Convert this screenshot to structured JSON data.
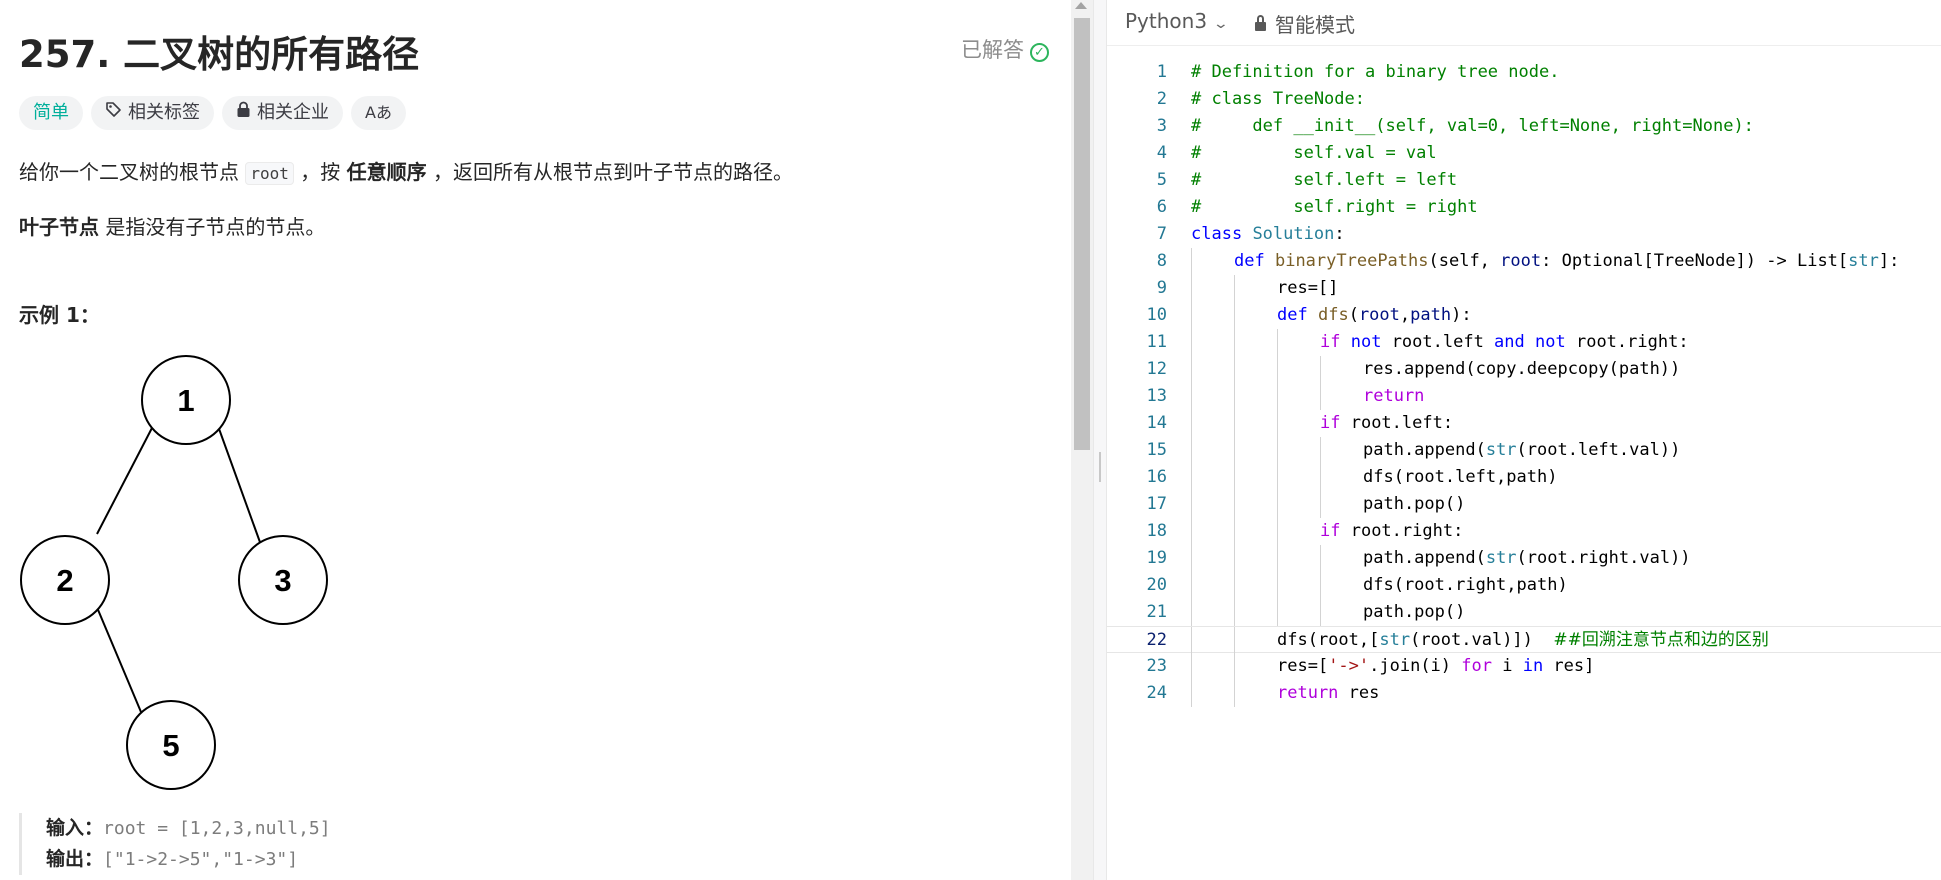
{
  "problem": {
    "title": "257. 二叉树的所有路径",
    "status_label": "已解答",
    "tags": [
      {
        "label": "简单"
      },
      {
        "label": "相关标签"
      },
      {
        "label": "相关企业"
      },
      {
        "label": "Aあ"
      }
    ],
    "desc1_before": "给你一个二叉树的根节点 ",
    "desc1_code": "root",
    "desc1_mid": " ，按 ",
    "desc1_bold": "任意顺序",
    "desc1_after": " ，返回所有从根节点到叶子节点的路径。",
    "desc2_bold": "叶子节点",
    "desc2_after": " 是指没有子节点的节点。",
    "example_heading": "示例 1：",
    "tree_nodes": [
      "1",
      "2",
      "3",
      "5"
    ],
    "input_label": "输入：",
    "input_value": "root = [1,2,3,null,5]",
    "output_label": "输出：",
    "output_value": "[\"1->2->5\",\"1->3\"]"
  },
  "editor": {
    "language": "Python3",
    "mode": "智能模式",
    "active_line": 22,
    "lines": [
      {
        "n": "1",
        "indent": 0,
        "tokens": [
          [
            "cm",
            "# Definition for a binary tree node."
          ]
        ]
      },
      {
        "n": "2",
        "indent": 0,
        "tokens": [
          [
            "cm",
            "# class TreeNode:"
          ]
        ]
      },
      {
        "n": "3",
        "indent": 0,
        "tokens": [
          [
            "cm",
            "#     def __init__(self, val=0, left=None, right=None):"
          ]
        ]
      },
      {
        "n": "4",
        "indent": 0,
        "tokens": [
          [
            "cm",
            "#         self.val = val"
          ]
        ]
      },
      {
        "n": "5",
        "indent": 0,
        "tokens": [
          [
            "cm",
            "#         self.left = left"
          ]
        ]
      },
      {
        "n": "6",
        "indent": 0,
        "tokens": [
          [
            "cm",
            "#         self.right = right"
          ]
        ]
      },
      {
        "n": "7",
        "indent": 0,
        "tokens": [
          [
            "kw",
            "class"
          ],
          [
            "",
            " "
          ],
          [
            "cl",
            "Solution"
          ],
          [
            "",
            ":"
          ]
        ]
      },
      {
        "n": "8",
        "indent": 1,
        "tokens": [
          [
            "kw",
            "def"
          ],
          [
            "",
            " "
          ],
          [
            "fn",
            "binaryTreePaths"
          ],
          [
            "",
            "(self, "
          ],
          [
            "pa",
            "root"
          ],
          [
            "",
            ": Optional[TreeNode]) -> List["
          ],
          [
            "cl",
            "str"
          ],
          [
            "",
            "]:"
          ]
        ]
      },
      {
        "n": "9",
        "indent": 2,
        "tokens": [
          [
            "",
            "res=[]"
          ]
        ]
      },
      {
        "n": "10",
        "indent": 2,
        "tokens": [
          [
            "kw",
            "def"
          ],
          [
            "",
            " "
          ],
          [
            "fn",
            "dfs"
          ],
          [
            "",
            "("
          ],
          [
            "pa",
            "root"
          ],
          [
            "",
            ","
          ],
          [
            "pa",
            "path"
          ],
          [
            "",
            "):"
          ]
        ]
      },
      {
        "n": "11",
        "indent": 3,
        "tokens": [
          [
            "kc",
            "if"
          ],
          [
            "",
            " "
          ],
          [
            "kw",
            "not"
          ],
          [
            "",
            " root.left "
          ],
          [
            "kw",
            "and"
          ],
          [
            "",
            " "
          ],
          [
            "kw",
            "not"
          ],
          [
            "",
            " root.right:"
          ]
        ]
      },
      {
        "n": "12",
        "indent": 4,
        "tokens": [
          [
            "",
            "res.append(copy.deepcopy(path))"
          ]
        ]
      },
      {
        "n": "13",
        "indent": 4,
        "tokens": [
          [
            "kc",
            "return"
          ]
        ]
      },
      {
        "n": "14",
        "indent": 3,
        "tokens": [
          [
            "kc",
            "if"
          ],
          [
            "",
            " root.left:"
          ]
        ]
      },
      {
        "n": "15",
        "indent": 4,
        "tokens": [
          [
            "",
            "path.append("
          ],
          [
            "cl",
            "str"
          ],
          [
            "",
            "(root.left.val))"
          ]
        ]
      },
      {
        "n": "16",
        "indent": 4,
        "tokens": [
          [
            "",
            "dfs(root.left,path)"
          ]
        ]
      },
      {
        "n": "17",
        "indent": 4,
        "tokens": [
          [
            "",
            "path.pop()"
          ]
        ]
      },
      {
        "n": "18",
        "indent": 3,
        "tokens": [
          [
            "kc",
            "if"
          ],
          [
            "",
            " root.right:"
          ]
        ]
      },
      {
        "n": "19",
        "indent": 4,
        "tokens": [
          [
            "",
            "path.append("
          ],
          [
            "cl",
            "str"
          ],
          [
            "",
            "(root.right.val))"
          ]
        ]
      },
      {
        "n": "20",
        "indent": 4,
        "tokens": [
          [
            "",
            "dfs(root.right,path)"
          ]
        ]
      },
      {
        "n": "21",
        "indent": 4,
        "tokens": [
          [
            "",
            "path.pop()"
          ]
        ]
      },
      {
        "n": "22",
        "indent": 2,
        "tokens": [
          [
            "",
            "dfs(root,["
          ],
          [
            "cl",
            "str"
          ],
          [
            "",
            "(root.val)])  "
          ],
          [
            "cmcn",
            "##回溯注意节点和边的区别"
          ]
        ]
      },
      {
        "n": "23",
        "indent": 2,
        "tokens": [
          [
            "",
            "res=["
          ],
          [
            "st",
            "'->'"
          ],
          [
            "",
            ".join(i) "
          ],
          [
            "kc",
            "for"
          ],
          [
            "",
            " i "
          ],
          [
            "kw",
            "in"
          ],
          [
            "",
            " res]"
          ]
        ]
      },
      {
        "n": "24",
        "indent": 2,
        "tokens": [
          [
            "kc",
            "return"
          ],
          [
            "",
            " res"
          ]
        ]
      }
    ]
  },
  "colors": {
    "easy": "#00af9b",
    "solved_check": "#2db55d",
    "line_number": "#237893",
    "comment": "#008000",
    "keyword": "#0000ff"
  }
}
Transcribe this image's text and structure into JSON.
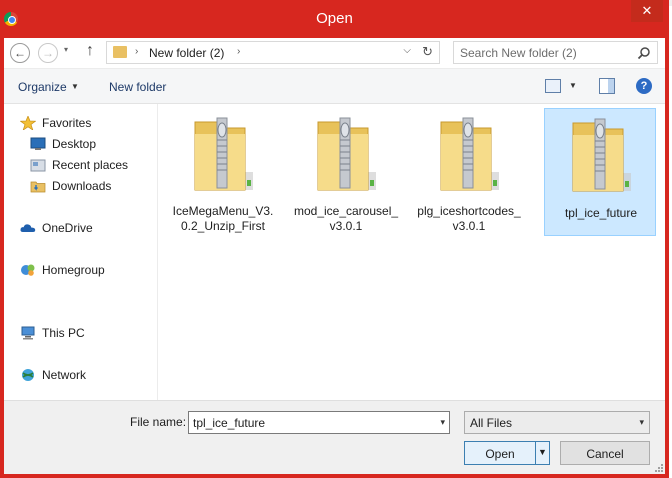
{
  "window": {
    "title": "Open",
    "close_glyph": "✕",
    "accent_color": "#d7271f",
    "icons": {
      "app": "chrome-icon",
      "close": "close-icon"
    }
  },
  "address_bar": {
    "back_glyph": "←",
    "forward_glyph": "→",
    "history_glyph": "▾",
    "up_glyph": "↑",
    "chevron_glyph": "›",
    "dropdown_glyph": "⌵",
    "refresh_glyph": "↻",
    "path": "New folder (2)",
    "icons": {
      "back": "back-arrow-icon",
      "forward": "forward-arrow-icon",
      "up": "up-arrow-icon",
      "folder": "folder-icon",
      "refresh": "refresh-icon"
    }
  },
  "search": {
    "placeholder": "Search New folder (2)",
    "icon": "search-icon"
  },
  "toolbar": {
    "organize_label": "Organize",
    "organize_caret": "▼",
    "new_folder_label": "New folder",
    "view_caret": "▼",
    "help_glyph": "?",
    "icons": {
      "view": "change-view-icon",
      "preview_pane": "preview-pane-icon",
      "help": "help-icon"
    }
  },
  "navigation": {
    "favorites": {
      "label": "Favorites",
      "icon": "star-icon"
    },
    "favorite_items": [
      {
        "label": "Desktop",
        "icon": "desktop-icon"
      },
      {
        "label": "Recent places",
        "icon": "recent-places-icon"
      },
      {
        "label": "Downloads",
        "icon": "downloads-icon"
      }
    ],
    "onedrive": {
      "label": "OneDrive",
      "icon": "cloud-icon"
    },
    "homegroup": {
      "label": "Homegroup",
      "icon": "homegroup-icon"
    },
    "this_pc": {
      "label": "This PC",
      "icon": "computer-icon"
    },
    "network": {
      "label": "Network",
      "icon": "network-icon"
    }
  },
  "files": [
    {
      "name": "IceMegaMenu_V3.0.2_Unzip_First",
      "icon": "zip-folder-icon",
      "selected": false
    },
    {
      "name": "mod_ice_carousel_v3.0.1",
      "icon": "zip-folder-icon",
      "selected": false
    },
    {
      "name": "plg_iceshortcodes_v3.0.1",
      "icon": "zip-folder-icon",
      "selected": false
    },
    {
      "name": "tpl_ice_future",
      "icon": "zip-folder-icon",
      "selected": true
    }
  ],
  "bottom": {
    "file_name_label": "File name:",
    "file_name_value": "tpl_ice_future",
    "file_name_dropdown": "▾",
    "file_type": "All Files",
    "file_type_dropdown": "▾",
    "open_label": "Open",
    "open_caret": "▼",
    "cancel_label": "Cancel"
  }
}
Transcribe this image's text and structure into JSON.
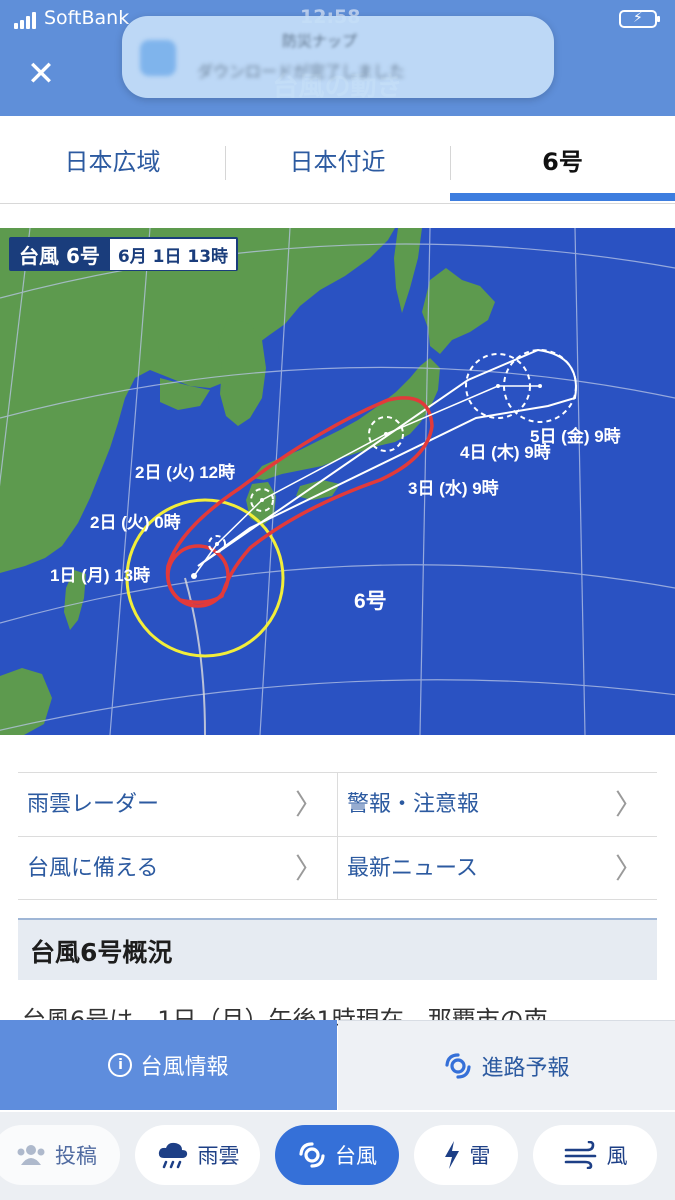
{
  "status_bar": {
    "carrier": "SoftBank",
    "time": "12:58"
  },
  "header": {
    "title": "台風の動き",
    "close_icon": "close-icon"
  },
  "notification": {
    "app_title": "防災ナップ",
    "message": "ダウンロードが完了しました"
  },
  "tabs": [
    {
      "label": "日本広域",
      "selected": false
    },
    {
      "label": "日本付近",
      "selected": false
    },
    {
      "label": "6号",
      "selected": true
    }
  ],
  "map": {
    "badge_name": "台風 6号",
    "badge_time": "6月 1日 13時",
    "typhoon_label": "6号",
    "track_points": [
      {
        "label": "1日 (月) 13時"
      },
      {
        "label": "2日 (火) 0時"
      },
      {
        "label": "2日 (火) 12時"
      },
      {
        "label": "3日 (水) 9時"
      },
      {
        "label": "4日 (木) 9時"
      },
      {
        "label": "5日 (金) 9時"
      }
    ],
    "colors": {
      "sea": "#2a52c2",
      "land": "#5d9a4e",
      "storm_area": "#e23a3a",
      "gale_area": "#f2ee3a",
      "forecast_circle": "#ffffff"
    }
  },
  "links": [
    {
      "label": "雨雲レーダー"
    },
    {
      "label": "警報・注意報"
    },
    {
      "label": "台風に備える"
    },
    {
      "label": "最新ニュース"
    }
  ],
  "section": {
    "title": "台風6号概況",
    "text": "台風6号は、1日（月）午後1時現在、那覇市の南"
  },
  "segment": {
    "info_label": "台風情報",
    "forecast_label": "進路予報"
  },
  "bottom_nav": [
    {
      "label": "投稿",
      "icon": "people-icon"
    },
    {
      "label": "雨雲",
      "icon": "rain-cloud-icon"
    },
    {
      "label": "台風",
      "icon": "typhoon-icon",
      "selected": true
    },
    {
      "label": "雷",
      "icon": "lightning-icon"
    },
    {
      "label": "風",
      "icon": "wind-icon"
    }
  ]
}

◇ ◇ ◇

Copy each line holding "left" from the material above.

            "#     def __init__(self, val=0, left=None, right=None):"
            "#         self.left = left"
            " root.left "
            " root.left:"
            "(root.left.val))"
            "dfs(root.left,path)"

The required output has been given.